* [Activity]: Where an image occurs, skip it and print the rest of the records verbatim.

* [Data records]:
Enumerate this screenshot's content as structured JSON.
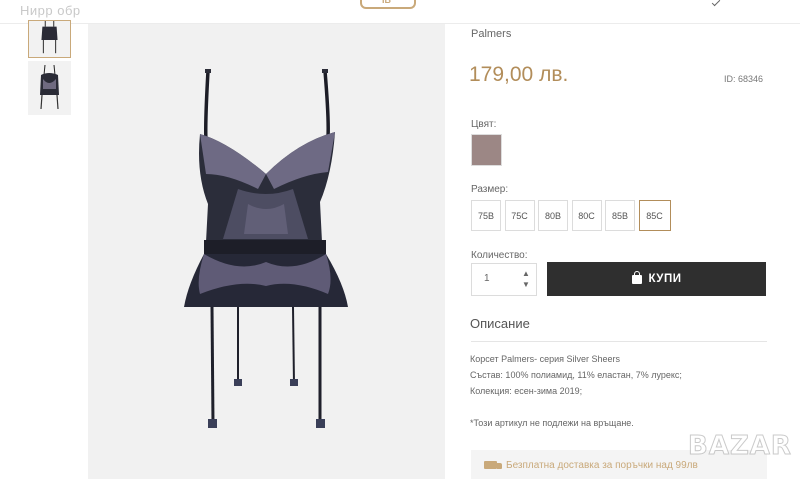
{
  "header": {
    "top_left_text": "Нирр обр",
    "logo_text": "IB"
  },
  "gallery": {
    "thumbnails": [
      "corset-front-thumbnail",
      "corset-back-thumbnail"
    ],
    "main_image": "black-lace-corset-image"
  },
  "product": {
    "brand": "Palmers",
    "price": "179,00 лв.",
    "id_label": "ID: 68346",
    "color_label": "Цвят:",
    "color_swatch_hex": "#9c8785",
    "size_label": "Размер:",
    "sizes": [
      {
        "label": "75B",
        "selected": false
      },
      {
        "label": "75C",
        "selected": false
      },
      {
        "label": "80B",
        "selected": false
      },
      {
        "label": "80C",
        "selected": false
      },
      {
        "label": "85B",
        "selected": false
      },
      {
        "label": "85C",
        "selected": true
      }
    ],
    "quantity_label": "Количество:",
    "quantity_value": "1",
    "buy_label": "КУПИ"
  },
  "description": {
    "heading": "Описание",
    "lines": [
      "Корсет Palmers- серия Silver Sheers",
      "Състав: 100% полиамид, 11% еластан, 7% лурекс;",
      "Колекция: есен-зима 2019;",
      "*Този артикул не подлежи на връщане."
    ]
  },
  "shipping": {
    "text": "Безплатна доставка за поръчки над 99лв",
    "icon": "truck-icon"
  },
  "watermark": "BAZAR",
  "colors": {
    "accent": "#b28d5a",
    "button_bg": "#2f2f2f",
    "image_bg": "#f1f1f1"
  }
}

* [Task answer]:
Enumerate this screenshot's content as structured JSON.
{
  "header": {
    "top_left_text": "Нирр обр",
    "logo_text": "IB"
  },
  "gallery": {
    "thumbnails": [
      "corset-front-thumbnail",
      "corset-back-thumbnail"
    ],
    "main_image": "black-lace-corset-image"
  },
  "product": {
    "brand": "Palmers",
    "price": "179,00 лв.",
    "id_label": "ID: 68346",
    "color_label": "Цвят:",
    "color_swatch_hex": "#9c8785",
    "size_label": "Размер:",
    "sizes": [
      {
        "label": "75B",
        "selected": false
      },
      {
        "label": "75C",
        "selected": false
      },
      {
        "label": "80B",
        "selected": false
      },
      {
        "label": "80C",
        "selected": false
      },
      {
        "label": "85B",
        "selected": false
      },
      {
        "label": "85C",
        "selected": true
      }
    ],
    "quantity_label": "Количество:",
    "quantity_value": "1",
    "buy_label": "КУПИ"
  },
  "description": {
    "heading": "Описание",
    "lines": [
      "Корсет Palmers- серия Silver Sheers",
      "Състав: 100% полиамид, 11% еластан, 7% лурекс;",
      "Колекция: есен-зима 2019;",
      "*Този артикул не подлежи на връщане."
    ]
  },
  "shipping": {
    "text": "Безплатна доставка за поръчки над 99лв",
    "icon": "truck-icon"
  },
  "watermark": "BAZAR",
  "colors": {
    "accent": "#b28d5a",
    "button_bg": "#2f2f2f",
    "image_bg": "#f1f1f1"
  }
}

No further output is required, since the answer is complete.